For the Birds Radio Program: Saw-whet Owl: Fall migration
My two sons, Tommy, born fifteen years ago on October 7, and Joey, born nineteen years ago on October 10, were heralded into this world during owl migration. Every year around the time I’m celebrating their birthdays, I’m spending at least some of my nights in my backyard, whistling and shining a flashlight in hopes of a glimpse at the cutest little owl of all, the Saw-whet. And every now and then I succeed. Already this year handers at Hawk Ridge have caught over 500.
When people find Saw-whet Owls in the daytime, the tiny predators hold tight, hardly moving a muscle. They’re strictly nocturnal and vulnerable to large songbirds like robins and Blue Jays attacking them. That and the fact that they’re so often featured on calendars and postcards give most people an expectation that the birds are always sedentary and still.

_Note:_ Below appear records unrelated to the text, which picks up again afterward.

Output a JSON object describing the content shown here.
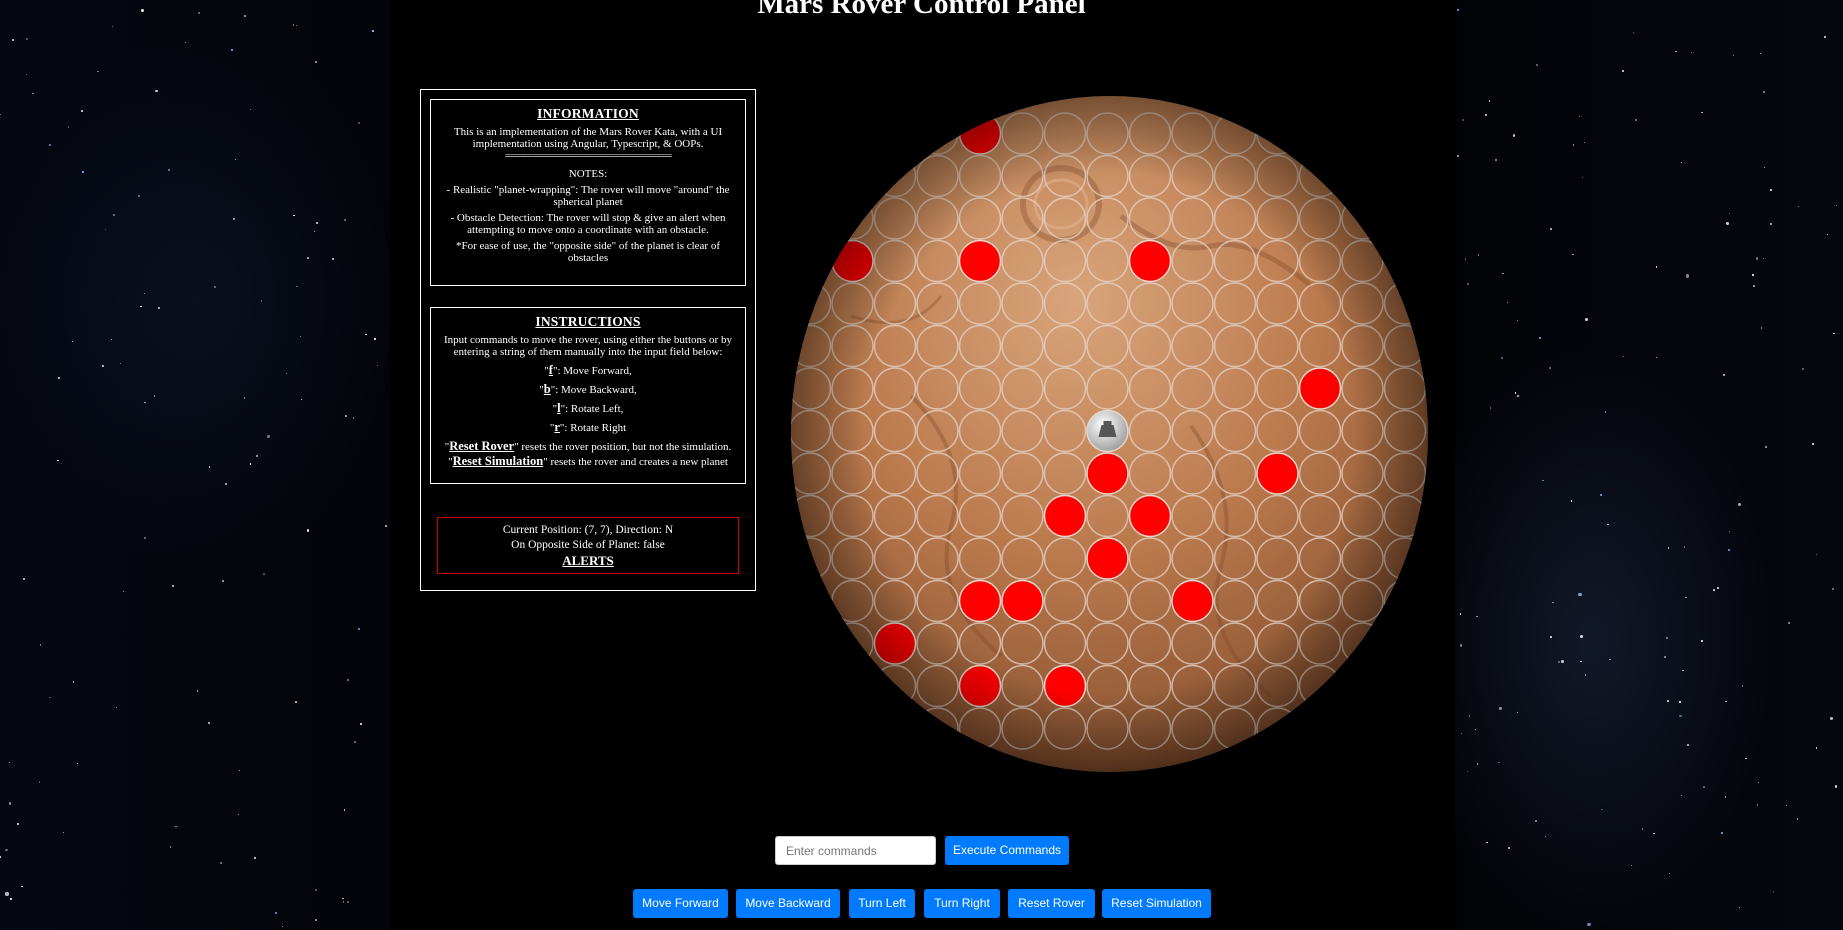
{
  "page": {
    "title": "Mars Rover Control Panel"
  },
  "information": {
    "heading": "INFORMATION",
    "description": "This is an implementation of the Mars Rover Kata, with a UI implementation using Angular, Typescript, & OOPs.",
    "divider": "================================",
    "notes_label": "NOTES:",
    "notes": [
      "- Realistic \"planet-wrapping\": The rover will move \"around\" the spherical planet",
      "- Obstacle Detection: The rover will stop & give an alert when attempting to move onto a coordinate with an obstacle.",
      "*For ease of use, the \"opposite side\" of the planet is clear of obstacles"
    ]
  },
  "instructions": {
    "heading": "INSTRUCTIONS",
    "intro": "Input commands to move the rover, using either the buttons or by entering a string of them manually into the input field below:",
    "commands": [
      {
        "key": "f",
        "desc": ": Move Forward,"
      },
      {
        "key": "b",
        "desc": ": Move Backward,"
      },
      {
        "key": "l",
        "desc": ": Rotate Left,"
      },
      {
        "key": "r",
        "desc": ": Rotate Right"
      }
    ],
    "reset_rover_name": "Reset Rover",
    "reset_rover_desc": "\" resets the rover position, but not the simulation.",
    "reset_sim_name": "Reset Simulation",
    "reset_sim_desc": "\" resets the rover and creates a new planet"
  },
  "status": {
    "position_line": "Current Position: (7, 7), Direction: N",
    "opposite_line": "On Opposite Side of Planet: false",
    "alerts_label": "ALERTS"
  },
  "grid": {
    "size": 15,
    "rover": {
      "col": 7,
      "row": 7
    },
    "obstacles": [
      [
        4,
        0
      ],
      [
        1,
        3
      ],
      [
        4,
        3
      ],
      [
        8,
        3
      ],
      [
        12,
        6
      ],
      [
        7,
        8
      ],
      [
        11,
        8
      ],
      [
        6,
        9
      ],
      [
        8,
        9
      ],
      [
        7,
        10
      ],
      [
        4,
        11
      ],
      [
        5,
        11
      ],
      [
        9,
        11
      ],
      [
        2,
        12
      ],
      [
        4,
        13
      ],
      [
        6,
        13
      ]
    ],
    "colors": {
      "obstacle": "#ff0000",
      "cell_border": "#e6d6cc",
      "rover": "#d8d8d8",
      "surface": "#b97547"
    }
  },
  "controls": {
    "input_placeholder": "Enter commands",
    "execute_label": "Execute Commands",
    "buttons": {
      "forward": "Move Forward",
      "backward": "Move Backward",
      "left": "Turn Left",
      "right": "Turn Right",
      "reset_rover": "Reset Rover",
      "reset_sim": "Reset Simulation"
    },
    "accent_color": "#007bff"
  }
}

But at nighttime when they’re hunting, saw-whets are extremely and surprisingly animated, moving not only their heads but their whole bodies every which way as they search the ground and even some tree branches for littler morsels to sustain their bodies. One October midnight when my Springer spaniel Betsy was a new puppy, I let her outside and in zoomed a Saw-whet Owl straight for the tiny white spot on her dark liver-colored back. A few millimeters from ground zero, the owl suddenly realized it wasn’t about to catch a tiny mouse—it was opening its little talons to an entire puppy. Saw-whets may be optimistic, but they’re not stupid, and this one put the brakes on in mid-air, turned tail and flew into a spruce tree next to my back porch. I gazed at him from the porch, and our eyes met momentarily, but people hold a lot less interest for a Saw-whet than a Saw-whet holds for us. He quickly broke eye contact and went back to scrutinizing the ground, knowing that a single deer mouse could do a lot more good for his kind than people ever have. Some people look up at the stars, so huge, so far away, so brilliant, so unreachable, to remind themselves of our insignificance in the overall scheme of the universe. But we can also see our insignificance reflected in the eyes of a Saw-whet Owl.

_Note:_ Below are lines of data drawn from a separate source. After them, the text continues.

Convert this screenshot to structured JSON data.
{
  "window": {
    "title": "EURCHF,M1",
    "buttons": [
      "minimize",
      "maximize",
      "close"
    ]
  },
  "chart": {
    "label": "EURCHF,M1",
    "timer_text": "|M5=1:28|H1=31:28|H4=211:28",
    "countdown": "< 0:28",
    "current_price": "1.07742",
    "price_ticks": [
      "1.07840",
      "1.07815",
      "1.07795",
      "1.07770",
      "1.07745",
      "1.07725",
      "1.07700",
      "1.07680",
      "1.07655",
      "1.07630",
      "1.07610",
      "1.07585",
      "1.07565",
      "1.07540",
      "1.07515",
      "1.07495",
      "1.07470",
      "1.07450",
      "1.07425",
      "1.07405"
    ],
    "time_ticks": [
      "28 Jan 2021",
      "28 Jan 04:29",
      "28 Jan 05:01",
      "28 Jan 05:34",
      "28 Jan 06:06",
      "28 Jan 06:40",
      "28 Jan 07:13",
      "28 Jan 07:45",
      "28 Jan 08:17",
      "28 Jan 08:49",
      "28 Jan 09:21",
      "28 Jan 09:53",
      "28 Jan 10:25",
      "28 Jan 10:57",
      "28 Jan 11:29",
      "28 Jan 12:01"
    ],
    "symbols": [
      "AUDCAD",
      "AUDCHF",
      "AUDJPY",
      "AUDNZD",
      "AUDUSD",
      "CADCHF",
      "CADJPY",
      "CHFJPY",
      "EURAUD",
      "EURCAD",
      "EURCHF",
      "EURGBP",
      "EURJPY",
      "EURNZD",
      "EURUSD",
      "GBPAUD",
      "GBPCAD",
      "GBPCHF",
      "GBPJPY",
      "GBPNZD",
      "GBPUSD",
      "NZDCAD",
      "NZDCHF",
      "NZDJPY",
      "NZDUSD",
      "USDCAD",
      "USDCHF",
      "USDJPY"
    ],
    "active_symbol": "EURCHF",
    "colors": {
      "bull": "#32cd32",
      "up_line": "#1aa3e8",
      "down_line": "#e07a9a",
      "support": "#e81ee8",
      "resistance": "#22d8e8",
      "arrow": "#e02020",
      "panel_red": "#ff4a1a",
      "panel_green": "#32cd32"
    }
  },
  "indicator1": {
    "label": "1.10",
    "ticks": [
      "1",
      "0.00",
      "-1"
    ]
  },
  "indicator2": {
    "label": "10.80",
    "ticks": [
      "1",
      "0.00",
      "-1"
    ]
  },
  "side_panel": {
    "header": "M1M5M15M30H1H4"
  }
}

Of course, most of the time a person doesn’t really want to search the natural world in hopes of discovering new evidence of his or her inconsequentiality. Fortunately, when they’re not hunting, Saw-whet Owls sometimes condescend to puff up our egos. When handers at Hawk Ridge have more than one little owl to deal with, they don’t restrain the surplus in dark tubes until they can record the necessary data and band them the way they do hawks in waiting. When extra Saw-whets are waiting to be weighed, measured, and ringed, they sit unrestrained on a shelf in the banding station. The little birds watch everything going on, seemingly fascinated by human activity. When the handers finally finish with one and take it to the door for release, sometimes it isn’t finished with them-perhaps it’s also collecting data, amassing information about human behavior. Or maybe it sticks around just because it likes us. Whatever the reason, sometimes it flies right back in the door, sticking around a while longer.
During daylight, these winsome raptors can be anywhere, though they usually hide out near the trunks of thick conifers. If a chickadee flock sounds agitated, or robins make their sharp call notes, check out the branches near them-there may be a little owl about, especially this month. And occasionally check out the branches of your backyard and neighborhood conifers. Saw whets are often seen at eye level. If you’re lucky enough to find one, it will often stay put for the rest of the day, allowing you to savor it at close range. We may be insignificant to them, but these winsome birds of the moonlight are at least more approachable than the stars.